POL 240 Comparative Politics

Course Description

The central objective of this course is to provide people with an opportunity to acquire some sense of what they do and do not know about the world – by looking at how culture, history, geography, and economics influence politics in different societies, and why political institutions and patterns of political behavior sometimes vary from one part of the world to another.

This course is built around three themes:  revolution, democracy, and genocide. Each person chooses which theme he or she wants to focus on during the semester. Each theme has a corresponding set of readings that are organized by geographic region. Examples of the reading assignments, and the corresponding questions asked about them, are shown below.
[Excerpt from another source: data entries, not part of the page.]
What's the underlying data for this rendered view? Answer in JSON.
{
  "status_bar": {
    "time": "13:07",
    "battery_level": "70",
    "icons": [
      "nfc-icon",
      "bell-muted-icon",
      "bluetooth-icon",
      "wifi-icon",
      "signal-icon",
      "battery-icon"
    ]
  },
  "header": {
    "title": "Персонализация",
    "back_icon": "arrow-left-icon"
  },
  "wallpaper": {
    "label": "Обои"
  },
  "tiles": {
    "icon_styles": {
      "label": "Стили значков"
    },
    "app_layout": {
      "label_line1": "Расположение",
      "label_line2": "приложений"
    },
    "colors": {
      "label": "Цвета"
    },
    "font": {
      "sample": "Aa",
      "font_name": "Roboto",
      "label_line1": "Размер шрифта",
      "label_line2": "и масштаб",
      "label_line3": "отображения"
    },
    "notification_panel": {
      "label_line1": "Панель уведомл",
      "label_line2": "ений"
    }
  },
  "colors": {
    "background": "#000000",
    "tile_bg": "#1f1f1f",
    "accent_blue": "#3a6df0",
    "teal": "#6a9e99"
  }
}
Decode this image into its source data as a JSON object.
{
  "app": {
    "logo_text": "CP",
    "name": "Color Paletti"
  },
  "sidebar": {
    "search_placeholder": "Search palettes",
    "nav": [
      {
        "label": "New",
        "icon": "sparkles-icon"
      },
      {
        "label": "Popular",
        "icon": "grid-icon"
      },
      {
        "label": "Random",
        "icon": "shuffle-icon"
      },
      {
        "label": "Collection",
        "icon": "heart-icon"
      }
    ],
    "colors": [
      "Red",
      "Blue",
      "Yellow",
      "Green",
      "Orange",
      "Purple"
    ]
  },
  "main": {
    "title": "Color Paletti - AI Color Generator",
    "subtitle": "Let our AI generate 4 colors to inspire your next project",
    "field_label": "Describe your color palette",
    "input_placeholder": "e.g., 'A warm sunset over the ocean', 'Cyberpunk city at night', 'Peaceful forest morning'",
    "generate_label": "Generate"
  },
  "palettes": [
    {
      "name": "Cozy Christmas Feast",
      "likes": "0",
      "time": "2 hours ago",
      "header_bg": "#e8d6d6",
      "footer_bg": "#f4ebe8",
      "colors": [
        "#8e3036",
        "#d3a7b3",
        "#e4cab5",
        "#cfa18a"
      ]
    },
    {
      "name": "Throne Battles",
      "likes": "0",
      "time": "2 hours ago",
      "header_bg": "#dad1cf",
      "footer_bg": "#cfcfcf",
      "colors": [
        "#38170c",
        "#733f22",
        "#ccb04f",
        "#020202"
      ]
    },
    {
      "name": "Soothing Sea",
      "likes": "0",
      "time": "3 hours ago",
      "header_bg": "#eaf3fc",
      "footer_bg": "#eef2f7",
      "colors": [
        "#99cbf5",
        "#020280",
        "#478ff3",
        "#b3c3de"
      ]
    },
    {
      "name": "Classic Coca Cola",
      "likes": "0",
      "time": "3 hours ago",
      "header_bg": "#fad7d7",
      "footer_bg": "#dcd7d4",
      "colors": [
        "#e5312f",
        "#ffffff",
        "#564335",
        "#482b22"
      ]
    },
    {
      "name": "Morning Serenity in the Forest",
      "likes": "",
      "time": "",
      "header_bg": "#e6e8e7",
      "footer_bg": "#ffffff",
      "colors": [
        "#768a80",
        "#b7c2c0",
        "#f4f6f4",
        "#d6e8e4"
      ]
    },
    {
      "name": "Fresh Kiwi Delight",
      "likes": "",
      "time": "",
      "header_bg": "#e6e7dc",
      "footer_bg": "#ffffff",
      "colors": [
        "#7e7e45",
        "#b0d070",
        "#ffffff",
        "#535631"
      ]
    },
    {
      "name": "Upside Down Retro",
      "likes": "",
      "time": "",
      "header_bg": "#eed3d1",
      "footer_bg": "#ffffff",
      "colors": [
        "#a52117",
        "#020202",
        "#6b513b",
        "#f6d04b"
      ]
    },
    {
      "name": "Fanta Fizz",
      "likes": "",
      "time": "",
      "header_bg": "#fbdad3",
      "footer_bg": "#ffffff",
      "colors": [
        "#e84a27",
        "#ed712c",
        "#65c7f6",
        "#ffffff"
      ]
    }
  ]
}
Region: Europe

Common readings:

  • Stephanie Elizondo Griest, Around the Bloc: My Life in Moscow, Beijing, and Havana, Villard, 2004, section 1.

Given Stephanie Griest’s experiences, what is the most important difference between Russia and China? How does this difference affect politics in Russia?


  • Yulia Marushevska, “I am a Ukranian,” 10 February 2014, https://www.youtube.com/watch?v=Hvds2AIiWLA.
  • Andrew Higgins and Andrew E. Kramer, “Ukraine Leader Was Defeated Even Before He Was Ousted,” The New York Times, 3 January 2015 (Evernote).
  • Glenn Kates, “The Conflict in Ukraine: More Complex Than You Might Think,” The Atlantic, 27 February 2014 (Evernote).
  • Erik Olsen, “Declaring Victory in Kiev,” The New York Times, 23 February 2014 http://nyti.ms/1fkuiaq.
  • Peter Pomerantsev, “Is There a Future for Ukraine?” The Atlantic, 8 July 2014 (Evernote).
  • Timothy Snyder, “The Battle in Ukraine Means Everything,” New Republic, 11 May 2014 (Evernote).

Will the revolution in Ukraine result in the country becoming a European-style democracy or an authoritarian state like Russia? Why?


  • Alec Luhn, “Scenes from Putin’s Economic Meltdown,” Politico, 25 December 2014 (Evernote).
  • Peter Pomerantsev, “The Hidden Author of Putinism,” The Atlantic, 7 November 2014 (Evernote).
  • Strobe Talbott, “The Making of Vladimir Putin,” Politico, 19 August 2014 (Evernote).

Do Stephanie Griest’s experiences in Russia predict what has happened to Russia’s political system since Vladimir Putin became the country’s president? Why?


Does Charles Tilly’s argument in “States and Nationalism in Europe 1492-1992” predict what happened in Bosnia? Why?